Agile methodologies, including Scrum, Kanban, and Lean Software Development, have gained popularity for their flexible, iterative, and collaborative approach to software development. These methodologies focus on delivering value to customers through continuous feedback, adaptation, and prioritization of features.

Here’s a brief overview of each Agile methodology:

  • Scrum: Scrum is an Agile framework that emphasizes iterative development in short cycles called sprints. Cross-functional teams work collaboratively to deliver small, incremental releases of working software. Scrum ceremonies such as sprint planning, daily stand-ups, sprint reviews, and retrospectives promote transparency, communication, and adaptability.
  • Kanban: Kanban is a visual workflow management method that visualizes work items on a Kanban board, typically divided into columns representing different stages of work (e.g., to do, in progress, done). Teams use Kanban to limit work in progress (WIP), prioritize tasks, and optimize flow for continuous delivery. Kanban promotes efficiency, flexibility, and real-time visibility into project status.
  • Lean Software Development: Lean principles focus on eliminating waste, maximizing value, and optimizing processes in software development. Lean practices include value stream mapping, continuous improvement, customer collaboration, and just-in-time delivery.
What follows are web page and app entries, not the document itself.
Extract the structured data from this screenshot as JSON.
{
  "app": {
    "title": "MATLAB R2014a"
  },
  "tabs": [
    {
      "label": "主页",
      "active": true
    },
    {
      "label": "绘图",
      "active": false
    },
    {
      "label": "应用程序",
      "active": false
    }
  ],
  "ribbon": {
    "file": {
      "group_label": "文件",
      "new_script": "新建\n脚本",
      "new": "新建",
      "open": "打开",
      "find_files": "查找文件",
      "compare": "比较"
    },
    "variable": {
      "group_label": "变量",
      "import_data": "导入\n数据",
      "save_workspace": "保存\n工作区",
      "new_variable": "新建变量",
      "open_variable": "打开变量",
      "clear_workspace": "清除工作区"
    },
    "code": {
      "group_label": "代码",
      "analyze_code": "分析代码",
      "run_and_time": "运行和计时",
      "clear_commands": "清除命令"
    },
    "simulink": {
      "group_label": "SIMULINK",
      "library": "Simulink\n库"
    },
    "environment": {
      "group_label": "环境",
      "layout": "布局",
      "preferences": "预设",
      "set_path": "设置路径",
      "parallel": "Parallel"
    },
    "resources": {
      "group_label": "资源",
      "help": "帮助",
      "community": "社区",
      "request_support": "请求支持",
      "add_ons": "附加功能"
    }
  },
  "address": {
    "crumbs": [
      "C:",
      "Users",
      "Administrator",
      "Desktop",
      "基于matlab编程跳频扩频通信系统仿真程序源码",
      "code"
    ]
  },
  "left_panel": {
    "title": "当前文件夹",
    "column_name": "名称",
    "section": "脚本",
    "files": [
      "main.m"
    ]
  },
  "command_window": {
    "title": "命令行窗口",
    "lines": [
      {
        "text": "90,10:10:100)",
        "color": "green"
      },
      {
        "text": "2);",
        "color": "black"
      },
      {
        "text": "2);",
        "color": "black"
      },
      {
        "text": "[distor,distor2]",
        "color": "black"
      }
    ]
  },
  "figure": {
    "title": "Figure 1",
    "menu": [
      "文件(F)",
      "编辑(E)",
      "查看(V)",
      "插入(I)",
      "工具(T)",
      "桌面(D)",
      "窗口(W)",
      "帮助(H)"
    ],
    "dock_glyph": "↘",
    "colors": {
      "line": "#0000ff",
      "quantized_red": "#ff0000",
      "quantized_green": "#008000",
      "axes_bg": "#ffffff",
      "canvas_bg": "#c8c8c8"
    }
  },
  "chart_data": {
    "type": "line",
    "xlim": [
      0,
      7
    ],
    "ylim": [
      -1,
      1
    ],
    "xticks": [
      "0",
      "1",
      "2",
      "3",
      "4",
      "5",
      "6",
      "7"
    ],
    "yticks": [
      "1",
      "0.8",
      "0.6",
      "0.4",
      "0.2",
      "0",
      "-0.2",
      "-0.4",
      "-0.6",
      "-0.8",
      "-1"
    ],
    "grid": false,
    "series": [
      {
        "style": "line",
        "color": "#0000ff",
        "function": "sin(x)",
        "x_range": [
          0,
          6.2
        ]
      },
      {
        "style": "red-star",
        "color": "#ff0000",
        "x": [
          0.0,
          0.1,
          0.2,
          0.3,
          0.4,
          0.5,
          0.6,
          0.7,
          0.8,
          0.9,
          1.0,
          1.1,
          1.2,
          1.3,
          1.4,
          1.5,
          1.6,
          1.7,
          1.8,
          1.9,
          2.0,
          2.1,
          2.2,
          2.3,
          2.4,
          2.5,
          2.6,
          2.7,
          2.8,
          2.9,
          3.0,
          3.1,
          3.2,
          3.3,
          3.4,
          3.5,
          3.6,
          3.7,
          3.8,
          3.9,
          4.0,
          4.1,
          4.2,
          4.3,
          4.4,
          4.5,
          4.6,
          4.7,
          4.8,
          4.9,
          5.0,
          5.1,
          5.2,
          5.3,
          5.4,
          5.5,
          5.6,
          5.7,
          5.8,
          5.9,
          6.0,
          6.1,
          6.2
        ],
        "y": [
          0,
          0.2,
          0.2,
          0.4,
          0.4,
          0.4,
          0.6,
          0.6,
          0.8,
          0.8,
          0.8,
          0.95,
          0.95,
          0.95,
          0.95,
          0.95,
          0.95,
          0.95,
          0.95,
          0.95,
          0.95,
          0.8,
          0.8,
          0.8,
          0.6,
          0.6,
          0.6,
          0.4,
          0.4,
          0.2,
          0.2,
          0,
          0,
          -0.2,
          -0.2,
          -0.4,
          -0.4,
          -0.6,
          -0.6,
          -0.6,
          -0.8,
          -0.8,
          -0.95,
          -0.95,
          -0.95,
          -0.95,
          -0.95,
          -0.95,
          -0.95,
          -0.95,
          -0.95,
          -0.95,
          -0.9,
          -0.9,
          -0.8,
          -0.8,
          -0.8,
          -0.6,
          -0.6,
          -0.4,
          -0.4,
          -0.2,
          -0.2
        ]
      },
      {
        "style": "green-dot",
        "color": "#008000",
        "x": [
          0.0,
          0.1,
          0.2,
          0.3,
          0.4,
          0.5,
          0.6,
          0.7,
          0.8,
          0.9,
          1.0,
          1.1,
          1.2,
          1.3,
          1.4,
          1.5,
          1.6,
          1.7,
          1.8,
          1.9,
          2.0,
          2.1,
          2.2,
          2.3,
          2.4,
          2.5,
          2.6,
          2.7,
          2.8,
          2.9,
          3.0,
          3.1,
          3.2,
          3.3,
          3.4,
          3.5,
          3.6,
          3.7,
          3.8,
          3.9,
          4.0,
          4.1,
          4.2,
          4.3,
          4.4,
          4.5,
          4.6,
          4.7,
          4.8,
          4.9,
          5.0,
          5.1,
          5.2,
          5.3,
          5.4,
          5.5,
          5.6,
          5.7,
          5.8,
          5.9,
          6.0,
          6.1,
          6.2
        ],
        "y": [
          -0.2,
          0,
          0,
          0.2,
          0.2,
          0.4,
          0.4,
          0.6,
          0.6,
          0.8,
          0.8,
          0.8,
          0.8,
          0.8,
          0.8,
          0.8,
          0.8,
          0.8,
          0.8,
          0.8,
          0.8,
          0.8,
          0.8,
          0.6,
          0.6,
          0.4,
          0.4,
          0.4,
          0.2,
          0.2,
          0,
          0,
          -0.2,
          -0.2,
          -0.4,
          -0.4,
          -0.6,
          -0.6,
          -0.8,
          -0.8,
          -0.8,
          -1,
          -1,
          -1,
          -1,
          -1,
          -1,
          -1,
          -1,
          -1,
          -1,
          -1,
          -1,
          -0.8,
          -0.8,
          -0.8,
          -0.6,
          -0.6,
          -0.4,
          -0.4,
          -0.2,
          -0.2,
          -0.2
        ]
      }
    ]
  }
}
By reducing unnecessary work and focusing on delivering customer value, Lean methodologies improve efficiency and quality.

Advantages of Agile over Traditional Models

  • Flexibility: Agile methodologies allow for changes and adaptations based on customer feedback and evolving requirements, unlike the rigid structure of traditional models.
  • Collaboration: Agile encourages collaboration among cross-functional teams, stakeholders, and customers throughout the development process, fostering transparency and shared understanding.
  • Faster Time-to-Market: Agile’s iterative approach enables quicker delivery of working software increments, leading to faster time-to-market and responsiveness to market demands.
  • Customer Satisfaction: By prioritizing customer value, Agile methodologies result in products that better meet user needs and expectations, ultimately leading to increased customer satisfaction.
  • Adaptability to Changing Requirements: Agile allows for flexible and responsive handling of evolving requirements throughout the development process.
  • Continuous Integration and Delivery: Agile promotes frequent integration of code changes and regular delivery of working software increments, leading to fewer integration issues and higher-quality software.
  • Feedback-Driven Development: Agile emphasizes continuous feedback loops with stakeholders, users, and team members, ensuring alignment with user expectations and early issue detection.
  • Cross-Functional Teams: Agile teams with diverse skills collaborate effectively, addressing complex technical challenges and delivering holistic solutions.
  • Quality Assurance Integration: Agile integrates quality assurance practices throughout development, reducing defects and enhancing overall product quality.
  • Risk Management and Mitigation: Agile encourages proactive risk management, helping teams identify and address risks early for project success.

The evolution of Software Development Life Cycle (SDLC) models signifies a transition from traditional, linear approaches to more Agile methodologies such as Scrum, Kanban, and Lean Software Development. This evolution reflects a shift towards more efficient, customer-centric, and responsive software development practices in today’s dynamic business environment.

Ready to embark on a transformative journey? Connect with our experts and fuel your growth today!